● Work instructions: Produce a copy of every line in the records that holds the string "true".

Web page and app entries
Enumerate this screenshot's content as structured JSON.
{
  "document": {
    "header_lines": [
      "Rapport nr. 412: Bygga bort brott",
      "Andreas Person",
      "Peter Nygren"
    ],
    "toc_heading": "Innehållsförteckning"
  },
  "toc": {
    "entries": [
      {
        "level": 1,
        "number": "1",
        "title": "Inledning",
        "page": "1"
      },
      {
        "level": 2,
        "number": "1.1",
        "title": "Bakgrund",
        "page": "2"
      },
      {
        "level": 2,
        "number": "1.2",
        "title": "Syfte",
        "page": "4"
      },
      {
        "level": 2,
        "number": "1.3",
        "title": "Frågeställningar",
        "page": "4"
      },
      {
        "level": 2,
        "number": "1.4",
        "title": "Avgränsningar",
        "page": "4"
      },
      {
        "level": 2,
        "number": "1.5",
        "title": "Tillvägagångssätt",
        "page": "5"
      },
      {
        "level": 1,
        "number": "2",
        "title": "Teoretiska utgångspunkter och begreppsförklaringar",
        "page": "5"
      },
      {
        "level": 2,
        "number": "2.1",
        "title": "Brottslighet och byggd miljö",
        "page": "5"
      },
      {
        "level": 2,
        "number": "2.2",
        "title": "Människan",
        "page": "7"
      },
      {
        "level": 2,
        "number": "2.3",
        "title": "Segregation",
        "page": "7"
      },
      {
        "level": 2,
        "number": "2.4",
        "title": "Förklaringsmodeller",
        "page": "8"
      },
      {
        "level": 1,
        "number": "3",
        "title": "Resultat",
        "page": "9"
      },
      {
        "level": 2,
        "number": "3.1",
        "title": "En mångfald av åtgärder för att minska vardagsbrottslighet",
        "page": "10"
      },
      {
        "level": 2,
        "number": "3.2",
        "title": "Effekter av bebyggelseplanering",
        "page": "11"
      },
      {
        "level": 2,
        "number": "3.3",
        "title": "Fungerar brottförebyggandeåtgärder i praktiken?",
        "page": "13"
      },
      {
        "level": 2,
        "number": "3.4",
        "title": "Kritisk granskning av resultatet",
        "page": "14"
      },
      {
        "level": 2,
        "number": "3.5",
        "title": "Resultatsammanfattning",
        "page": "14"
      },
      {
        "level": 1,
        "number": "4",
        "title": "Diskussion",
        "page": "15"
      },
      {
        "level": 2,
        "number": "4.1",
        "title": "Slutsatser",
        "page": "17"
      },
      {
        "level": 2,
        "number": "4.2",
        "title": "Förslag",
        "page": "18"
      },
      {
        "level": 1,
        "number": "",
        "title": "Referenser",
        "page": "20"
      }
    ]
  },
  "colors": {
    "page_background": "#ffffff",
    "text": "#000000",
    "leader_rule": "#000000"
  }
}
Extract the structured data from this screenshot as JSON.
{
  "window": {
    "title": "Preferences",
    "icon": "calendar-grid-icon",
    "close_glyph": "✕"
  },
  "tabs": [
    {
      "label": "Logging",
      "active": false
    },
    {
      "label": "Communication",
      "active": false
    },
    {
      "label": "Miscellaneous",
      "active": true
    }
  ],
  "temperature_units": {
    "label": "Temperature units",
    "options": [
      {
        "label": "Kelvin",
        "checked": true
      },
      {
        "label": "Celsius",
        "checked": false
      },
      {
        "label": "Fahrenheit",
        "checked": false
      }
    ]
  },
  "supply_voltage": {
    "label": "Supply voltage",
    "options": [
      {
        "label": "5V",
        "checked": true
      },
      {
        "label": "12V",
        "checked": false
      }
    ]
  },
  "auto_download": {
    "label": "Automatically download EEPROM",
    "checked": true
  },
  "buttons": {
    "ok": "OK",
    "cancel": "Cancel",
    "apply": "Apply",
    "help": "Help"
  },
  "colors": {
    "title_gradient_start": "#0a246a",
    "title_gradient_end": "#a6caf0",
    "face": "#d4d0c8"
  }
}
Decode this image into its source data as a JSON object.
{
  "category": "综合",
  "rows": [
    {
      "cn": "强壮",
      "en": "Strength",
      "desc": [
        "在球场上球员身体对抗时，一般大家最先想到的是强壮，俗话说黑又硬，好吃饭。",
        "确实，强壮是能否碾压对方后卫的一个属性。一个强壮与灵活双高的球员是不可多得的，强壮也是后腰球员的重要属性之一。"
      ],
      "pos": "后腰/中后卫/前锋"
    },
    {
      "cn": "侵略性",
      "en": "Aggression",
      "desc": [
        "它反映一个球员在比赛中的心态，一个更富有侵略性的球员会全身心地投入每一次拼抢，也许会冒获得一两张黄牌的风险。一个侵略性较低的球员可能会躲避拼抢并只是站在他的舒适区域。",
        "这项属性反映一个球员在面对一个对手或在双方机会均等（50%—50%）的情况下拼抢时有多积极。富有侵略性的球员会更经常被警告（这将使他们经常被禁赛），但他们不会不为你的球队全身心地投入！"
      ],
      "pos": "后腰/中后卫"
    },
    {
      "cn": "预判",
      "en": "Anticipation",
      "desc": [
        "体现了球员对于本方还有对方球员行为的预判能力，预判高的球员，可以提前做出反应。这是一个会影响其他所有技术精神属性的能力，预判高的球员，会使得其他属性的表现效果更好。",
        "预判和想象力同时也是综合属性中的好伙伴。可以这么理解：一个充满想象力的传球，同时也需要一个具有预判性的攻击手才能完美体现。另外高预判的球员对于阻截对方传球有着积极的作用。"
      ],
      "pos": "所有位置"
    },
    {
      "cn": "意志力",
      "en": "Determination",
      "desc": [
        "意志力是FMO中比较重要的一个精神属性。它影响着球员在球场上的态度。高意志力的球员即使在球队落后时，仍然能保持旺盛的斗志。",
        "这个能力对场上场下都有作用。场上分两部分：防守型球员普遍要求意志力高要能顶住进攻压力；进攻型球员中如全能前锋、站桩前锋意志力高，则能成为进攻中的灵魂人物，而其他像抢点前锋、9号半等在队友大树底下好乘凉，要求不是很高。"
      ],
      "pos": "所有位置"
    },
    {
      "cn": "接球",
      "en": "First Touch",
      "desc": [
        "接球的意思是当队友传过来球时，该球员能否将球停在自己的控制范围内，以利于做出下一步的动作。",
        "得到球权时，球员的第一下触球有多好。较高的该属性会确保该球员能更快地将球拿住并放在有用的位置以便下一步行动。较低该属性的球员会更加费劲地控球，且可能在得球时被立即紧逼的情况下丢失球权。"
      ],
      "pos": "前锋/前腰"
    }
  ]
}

● Your response:
      "active": true
        "checked": true
        "checked": true
    "checked": true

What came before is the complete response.